BEIJING, Jan. 22 (Xinhua) -- For lawmakers and political advisors at the ongoing annual sessions in China's capital, the city's new association with the "Beijing cough" is far less welcome than its fame for roast duck and opera.
Some of them say the label, used to mock Beijing's poor air quality, is insulting, but most acknowledge that the term depicts reality and is prompting efforts to fight pollution.
With the first session of the 14th Beijing Municipal People's Congress opening on Tuesday and the first session of the Beijing Municipal Committee of the Chinese People's Political Consultative Conference (CPPCC) opening on Monday, the "Beijing cough" has become a hot topic.
"Teachers and students from our academy need to take deep and quick breaths while practising traditional operas, which makes them inhale much more pollutants than ordinary people," said Zhou Long, deputy head of the National Academy of Chinese Theater Arts, and also a member of the CPPCC's municipal committee.
The term "Beijing cough" has been in use since as early as the 1990s among foreigners, many of whom experienced chronic respiratory problems when they arrived in Beijing due to the city's dry and polluted air.
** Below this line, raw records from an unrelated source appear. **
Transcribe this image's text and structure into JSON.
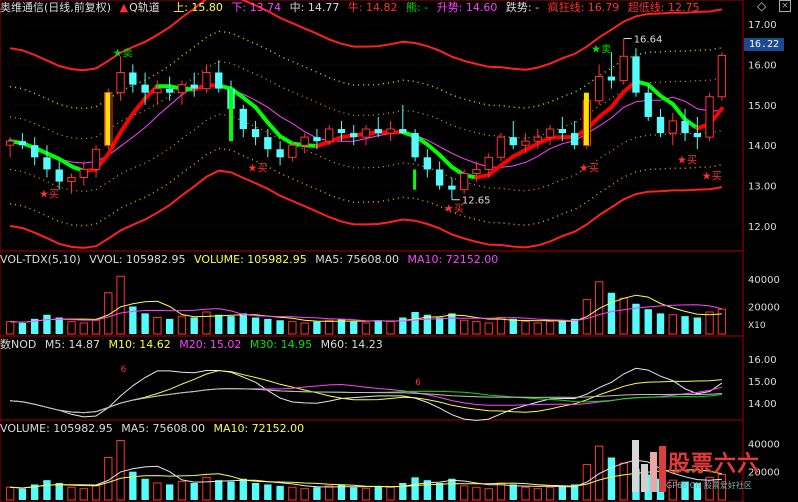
{
  "header": {
    "stock": "奥维通信(日线,前复权)",
    "indicator": "Q轨道",
    "up": "上: 15.80",
    "down": "下: 13.74",
    "mid": "中: 14.77",
    "bull": "牛: 14.82",
    "bear": "熊: -",
    "rise": "升势: 14.60",
    "fall": "跌势: -",
    "crazy": "疯狂线: 16.79",
    "oversold": "超低线: 12.75"
  },
  "vol_header": {
    "name": "VOL-TDX(5,10)",
    "vvol": "VVOL: 105982.95",
    "volume": "VOLUME: 105982.95",
    "ma5": "MA5: 75608.00",
    "ma10": "MA10: 72152.00"
  },
  "ma_header": {
    "name": "数NOD",
    "m5": "M5: 14.87",
    "m10": "M10: 14.62",
    "m20": "M20: 15.02",
    "m30": "M30: 14.95",
    "m60": "M60: 14.23"
  },
  "vol2_header": {
    "volume": "VOLUME: 105982.95",
    "ma5": "MA5: 75608.00",
    "ma10": "MA10: 72152.00"
  },
  "current_price": "16.22",
  "annotations": {
    "buy": "买",
    "sell": "卖",
    "high": "16.64",
    "low": "12.65",
    "six": "6",
    "x10": "X10"
  },
  "watermark": {
    "title": "股票六六",
    "sub": "GP66.CN 股票爱好社区"
  },
  "colors": {
    "up": "#ff3232",
    "down": "#54fcfc",
    "band": "#ff2020",
    "dots_orange": "#e8a000",
    "dots_gold": "#d8d000",
    "buy_line": "#ff0000",
    "sell_line": "#00ff00",
    "signal": "#ffe000"
  },
  "chart_data": [
    {
      "type": "candlestick",
      "title": "奥维通信(日线,前复权)",
      "y_ticks": [
        12.0,
        13.0,
        14.0,
        15.0,
        16.0,
        17.0
      ],
      "ylim": [
        11.7,
        17.3
      ],
      "candles": [
        [
          14.0,
          14.2,
          13.7,
          14.1
        ],
        [
          14.1,
          14.3,
          13.9,
          14.0
        ],
        [
          14.0,
          14.2,
          13.5,
          13.7
        ],
        [
          13.7,
          14.0,
          13.2,
          13.4
        ],
        [
          13.4,
          13.6,
          12.9,
          13.1
        ],
        [
          13.1,
          13.3,
          12.8,
          13.2
        ],
        [
          13.2,
          13.6,
          13.0,
          13.4
        ],
        [
          13.4,
          14.0,
          13.2,
          13.9
        ],
        [
          14.0,
          15.4,
          13.9,
          15.3
        ],
        [
          15.3,
          16.2,
          15.1,
          15.8
        ],
        [
          15.8,
          16.0,
          15.3,
          15.5
        ],
        [
          15.5,
          15.8,
          15.0,
          15.3
        ],
        [
          15.3,
          15.6,
          15.0,
          15.4
        ],
        [
          15.4,
          15.7,
          15.1,
          15.3
        ],
        [
          15.3,
          15.6,
          15.0,
          15.5
        ],
        [
          15.5,
          15.8,
          15.2,
          15.4
        ],
        [
          15.4,
          16.0,
          15.3,
          15.8
        ],
        [
          15.8,
          16.1,
          15.3,
          15.4
        ],
        [
          15.4,
          15.6,
          14.8,
          14.9
        ],
        [
          14.9,
          15.0,
          14.2,
          14.4
        ],
        [
          14.4,
          14.6,
          14.0,
          14.2
        ],
        [
          14.2,
          14.4,
          13.7,
          13.9
        ],
        [
          13.9,
          14.1,
          13.5,
          13.7
        ],
        [
          13.7,
          14.1,
          13.6,
          14.0
        ],
        [
          14.0,
          14.3,
          13.8,
          14.2
        ],
        [
          14.2,
          14.4,
          13.9,
          14.1
        ],
        [
          14.1,
          14.5,
          14.0,
          14.4
        ],
        [
          14.4,
          14.6,
          14.1,
          14.3
        ],
        [
          14.3,
          14.5,
          14.0,
          14.2
        ],
        [
          14.2,
          14.5,
          14.0,
          14.4
        ],
        [
          14.4,
          14.7,
          14.2,
          14.3
        ],
        [
          14.3,
          14.6,
          14.1,
          14.4
        ],
        [
          14.4,
          15.0,
          14.3,
          14.3
        ],
        [
          14.3,
          14.4,
          13.6,
          13.7
        ],
        [
          13.7,
          13.9,
          13.2,
          13.4
        ],
        [
          13.4,
          13.6,
          12.9,
          13.0
        ],
        [
          13.0,
          13.2,
          12.65,
          12.9
        ],
        [
          12.9,
          13.4,
          12.8,
          13.3
        ],
        [
          13.3,
          13.6,
          13.1,
          13.4
        ],
        [
          13.4,
          13.8,
          13.2,
          13.7
        ],
        [
          13.7,
          14.3,
          13.6,
          14.2
        ],
        [
          14.2,
          14.6,
          13.9,
          14.0
        ],
        [
          14.0,
          14.3,
          13.8,
          14.1
        ],
        [
          14.1,
          14.4,
          13.9,
          14.2
        ],
        [
          14.2,
          14.5,
          14.0,
          14.4
        ],
        [
          14.4,
          14.7,
          14.1,
          14.3
        ],
        [
          14.3,
          14.6,
          13.9,
          14.0
        ],
        [
          14.0,
          15.2,
          13.9,
          15.1
        ],
        [
          15.1,
          16.0,
          15.0,
          15.7
        ],
        [
          15.7,
          16.3,
          15.4,
          15.6
        ],
        [
          15.6,
          16.64,
          15.5,
          16.2
        ],
        [
          16.2,
          16.4,
          15.2,
          15.3
        ],
        [
          15.3,
          15.5,
          14.6,
          14.7
        ],
        [
          14.7,
          14.9,
          14.2,
          14.3
        ],
        [
          14.3,
          14.8,
          14.0,
          14.6
        ],
        [
          14.6,
          14.9,
          14.1,
          14.3
        ],
        [
          14.3,
          14.7,
          13.9,
          14.2
        ],
        [
          14.2,
          15.3,
          14.1,
          15.2
        ],
        [
          15.2,
          16.3,
          15.1,
          16.22
        ]
      ]
    },
    {
      "type": "bar",
      "title": "VOL-TDX(5,10)",
      "y_ticks": [
        20000,
        40000
      ],
      "ylim": [
        0,
        48000
      ],
      "values": [
        9000,
        8000,
        11000,
        14000,
        12000,
        9000,
        8000,
        10000,
        30000,
        42000,
        20000,
        15000,
        12000,
        11000,
        13000,
        12000,
        16000,
        14000,
        13000,
        15000,
        12000,
        11000,
        10000,
        9000,
        8000,
        9000,
        10000,
        11000,
        9000,
        8000,
        10000,
        9000,
        12000,
        16000,
        14000,
        12000,
        15000,
        10000,
        9000,
        8000,
        12000,
        11000,
        9000,
        8000,
        9000,
        10000,
        11000,
        25000,
        38000,
        30000,
        26000,
        22000,
        18000,
        15000,
        14000,
        13000,
        12000,
        16000,
        18000
      ]
    },
    {
      "type": "line",
      "title": "数NOD",
      "y_ticks": [
        14.0,
        15.0,
        16.0
      ],
      "ylim": [
        13.4,
        16.6
      ]
    },
    {
      "type": "bar",
      "title": "VOLUME",
      "y_ticks": [
        20000,
        40000
      ],
      "ylim": [
        0,
        48000
      ]
    }
  ]
}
But it did not become well-known until recently, when more health problems directly attributable to the current air pollution were reported.
As an increasing number of residents are suffering from coughing, sneezing or tight chests amid the city's heavy recent smog, netizens have started labeling the phenomenon the "Beijing cough."
With the debate raging, the Beijing municipal government has vowed to strengthen efforts to curb air pollution.
Measures include taking 180,000 old vehicles off the road, promoting clean energy cars, and closing some 450 heavily pollutive plants, according to the work report by acting mayor Wang Anshun at Tuesday's opening of the session.
Deputies to the congress will further discuss air pollution control during the session, which lasts until next Monday and will elect a new mayor.
Beijing has witnessed persistent smog since early this month. Air quality indices were off the charts for seven days, exceeding the "maximum" level of 500 in the city. The smog was dispersed by a cold front with wind last week, but soon returned.
Andrew McCormick, an American computer game designer who has worked in Beijing for three years, has made plans to leave the city, partly because he wants his children to enjoy a better environment.
McCormick, a 35-year-old newly-wed who is planning to have a baby, said he sneezes with a tight chest every day in Beijing. The symptoms disappear when he leaves for other cities on holidays.
"I don't want my children to grow up in the polluted environment," he said, adding he did not expect the government to change the situation soon, as battling air pollution is a long-term task.
People on the Internet have mocked the smog as "the dirtiest air in history" in Beijing as well as other cities that are also shrouded by haze.
The Beijing Emergency Medical Center received 535 patients with respiratory diseases from Jan. 7 to 14, or 54 percent more than the same period of last year.
Experts believe the serious air pollution Beijing is facing is one of the costs of rapid urban development.
Beijing's population hit 20.69 million by the end of 2012, an increase of 500,000 people year on year, according to the Beijing Municipal Statistics Bureau. The number of vehicles in the city reached 5.2 million at the end of 2012, with the number of private cars still on the rise.
Wei Tianni, deputy chief with Beijing City No. 6 Hospital, said human beings exposed to polluted air for a long time may catch lung cancer.
Figures show the incidence of lung cancer in Beijing surged 56 percent from 2001 to stand at 62.68 per 100,000 members of the population in 2010.
Wei, also a deputy to the Beijing Municipal People's Congress, suggested that Beijing should learn lessons from London, where the Great Smog left thousands of people dead in 1952, and take sustainable methods to develop.
"'Beijing cough' is not a term we are proud of," said Wei. "We should reflect why decades later we still fail to learn lessons from the incident in London."